My first response to the Viewpoint piece by Mathew Wilson in last week’s Peak [“BC coalition raises questions,” June 14] was what is the motive? It appears to be another timeworn, partisan game.
Once Christy Clark convenes the legislature and loses the confidence of the house, the BC Green Party will remain a distinct party in opposition with the ability to vote independently, with the exception of the negotiated items (many of which were directly from the BC Green Party platform) noted in the agreement with the BC New Democratic Party.
Results of this election set the table for politics to be done in a different, more democratic manner with more cooperation across party lines than we have seen in more than 65 years. All three parties acknowledged the voters of BC made it abundantly clear that this is what they desire of their elected officials.
This means BC Green Party MLAs can introduce their own unique legislation and support, or not, BC Liberal bills and/or BC NDP bills on an issue-by-issue basis in an un-whipped manner.
To put things into perspective, the agreement to support the BC NDP in supply and confidence motions generally amounts to two votes per year: the speech from the throne and a supply motion.
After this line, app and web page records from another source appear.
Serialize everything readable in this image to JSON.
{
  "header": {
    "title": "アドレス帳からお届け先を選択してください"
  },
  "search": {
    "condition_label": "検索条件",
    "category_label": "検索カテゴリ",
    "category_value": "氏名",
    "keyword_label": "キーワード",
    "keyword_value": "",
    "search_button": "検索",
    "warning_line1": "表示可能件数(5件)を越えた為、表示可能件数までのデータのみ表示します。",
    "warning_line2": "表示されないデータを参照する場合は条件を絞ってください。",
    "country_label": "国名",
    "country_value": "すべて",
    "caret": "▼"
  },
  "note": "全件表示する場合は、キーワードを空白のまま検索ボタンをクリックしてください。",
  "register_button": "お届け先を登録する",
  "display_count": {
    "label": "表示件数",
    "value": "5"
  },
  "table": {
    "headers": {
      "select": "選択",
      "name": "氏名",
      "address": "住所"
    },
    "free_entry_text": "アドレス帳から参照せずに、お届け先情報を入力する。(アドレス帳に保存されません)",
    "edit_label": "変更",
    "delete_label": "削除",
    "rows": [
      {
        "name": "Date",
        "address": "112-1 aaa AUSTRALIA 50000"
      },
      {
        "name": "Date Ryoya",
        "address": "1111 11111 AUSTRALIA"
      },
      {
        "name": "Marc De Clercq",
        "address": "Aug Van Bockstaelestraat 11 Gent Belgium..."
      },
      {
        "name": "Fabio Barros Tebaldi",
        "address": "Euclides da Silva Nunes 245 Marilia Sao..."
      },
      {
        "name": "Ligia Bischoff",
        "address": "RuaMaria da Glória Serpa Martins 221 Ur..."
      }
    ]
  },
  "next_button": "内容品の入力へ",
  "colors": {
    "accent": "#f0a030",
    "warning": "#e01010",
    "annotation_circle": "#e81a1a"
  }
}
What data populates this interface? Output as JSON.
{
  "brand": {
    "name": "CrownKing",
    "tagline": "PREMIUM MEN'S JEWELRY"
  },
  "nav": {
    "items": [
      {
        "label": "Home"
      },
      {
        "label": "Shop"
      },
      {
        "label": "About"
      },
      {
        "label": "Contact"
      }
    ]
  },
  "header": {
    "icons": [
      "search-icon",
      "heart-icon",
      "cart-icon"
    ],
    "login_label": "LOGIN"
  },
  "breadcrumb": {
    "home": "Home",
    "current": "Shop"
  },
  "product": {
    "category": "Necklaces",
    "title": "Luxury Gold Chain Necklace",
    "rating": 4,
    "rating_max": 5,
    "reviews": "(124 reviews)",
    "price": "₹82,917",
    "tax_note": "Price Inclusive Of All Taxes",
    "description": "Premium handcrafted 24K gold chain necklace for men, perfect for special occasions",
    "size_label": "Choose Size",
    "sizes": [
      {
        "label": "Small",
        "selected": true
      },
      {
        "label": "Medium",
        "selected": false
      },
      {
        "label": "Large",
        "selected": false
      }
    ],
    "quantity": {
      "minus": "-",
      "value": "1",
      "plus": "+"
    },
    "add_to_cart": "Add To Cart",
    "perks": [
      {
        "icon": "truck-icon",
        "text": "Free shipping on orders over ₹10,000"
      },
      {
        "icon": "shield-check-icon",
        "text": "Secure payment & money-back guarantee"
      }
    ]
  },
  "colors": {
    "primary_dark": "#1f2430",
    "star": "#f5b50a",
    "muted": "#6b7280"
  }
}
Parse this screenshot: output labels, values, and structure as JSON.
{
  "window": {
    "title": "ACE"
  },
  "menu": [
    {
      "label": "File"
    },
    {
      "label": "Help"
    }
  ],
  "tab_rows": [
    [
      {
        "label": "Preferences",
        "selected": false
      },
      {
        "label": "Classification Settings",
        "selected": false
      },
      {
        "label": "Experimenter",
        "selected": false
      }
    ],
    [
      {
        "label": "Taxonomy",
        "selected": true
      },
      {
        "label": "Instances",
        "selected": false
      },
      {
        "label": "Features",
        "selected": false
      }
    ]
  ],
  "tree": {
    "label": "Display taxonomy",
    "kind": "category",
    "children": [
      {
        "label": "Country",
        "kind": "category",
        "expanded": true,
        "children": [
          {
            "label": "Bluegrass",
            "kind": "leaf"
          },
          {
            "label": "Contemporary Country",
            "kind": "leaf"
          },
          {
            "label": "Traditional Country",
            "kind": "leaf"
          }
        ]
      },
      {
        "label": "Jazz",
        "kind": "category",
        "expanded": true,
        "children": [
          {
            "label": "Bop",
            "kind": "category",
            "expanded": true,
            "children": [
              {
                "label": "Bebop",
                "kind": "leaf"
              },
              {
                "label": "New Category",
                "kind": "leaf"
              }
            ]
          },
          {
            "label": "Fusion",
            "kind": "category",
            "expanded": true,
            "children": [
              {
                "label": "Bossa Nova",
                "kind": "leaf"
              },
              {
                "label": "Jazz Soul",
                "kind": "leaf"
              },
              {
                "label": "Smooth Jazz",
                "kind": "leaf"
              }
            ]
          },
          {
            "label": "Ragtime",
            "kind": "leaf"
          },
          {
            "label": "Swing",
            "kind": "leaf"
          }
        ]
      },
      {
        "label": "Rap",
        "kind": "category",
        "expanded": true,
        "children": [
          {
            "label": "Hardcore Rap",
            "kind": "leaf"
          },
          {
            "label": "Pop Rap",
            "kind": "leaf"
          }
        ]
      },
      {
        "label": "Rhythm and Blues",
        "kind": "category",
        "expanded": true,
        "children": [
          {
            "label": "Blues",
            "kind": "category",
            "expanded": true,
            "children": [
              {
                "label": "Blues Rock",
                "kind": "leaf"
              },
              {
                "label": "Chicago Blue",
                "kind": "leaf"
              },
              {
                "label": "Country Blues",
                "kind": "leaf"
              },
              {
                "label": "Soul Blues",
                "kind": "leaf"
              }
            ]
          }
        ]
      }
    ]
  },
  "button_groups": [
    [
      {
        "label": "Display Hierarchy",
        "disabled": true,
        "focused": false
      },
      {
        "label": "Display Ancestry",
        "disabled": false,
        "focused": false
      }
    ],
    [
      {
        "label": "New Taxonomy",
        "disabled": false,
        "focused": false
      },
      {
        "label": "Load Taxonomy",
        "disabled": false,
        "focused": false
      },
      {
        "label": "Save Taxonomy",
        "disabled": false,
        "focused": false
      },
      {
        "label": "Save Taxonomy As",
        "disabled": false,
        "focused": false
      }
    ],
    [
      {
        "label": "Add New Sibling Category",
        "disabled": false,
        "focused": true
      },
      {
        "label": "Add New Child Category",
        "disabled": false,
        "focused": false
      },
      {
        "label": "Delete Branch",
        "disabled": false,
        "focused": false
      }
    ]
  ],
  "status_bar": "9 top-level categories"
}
Each and every elected MLA can either embrace this new, more democratic way of negotiating bills or they can willfully sabotage the process. I hope they choose the former.
During the recent election it was clear that people in our riding are tired of political mudslinging. They want elected officials and want-to-be elected officials to concentrate on finding solutions to issues affecting our riding, province and country.
Seeing there was no abandonment of principals, as Wilson fabricated, I won’t hold you in suspense: I still plan to run for the BC Greens again in the next election.
Kim Darwin is a Sechelt resident who ran in the provincial election as a BC Green Party candidate in the Powell River-Sunshine Coast riding.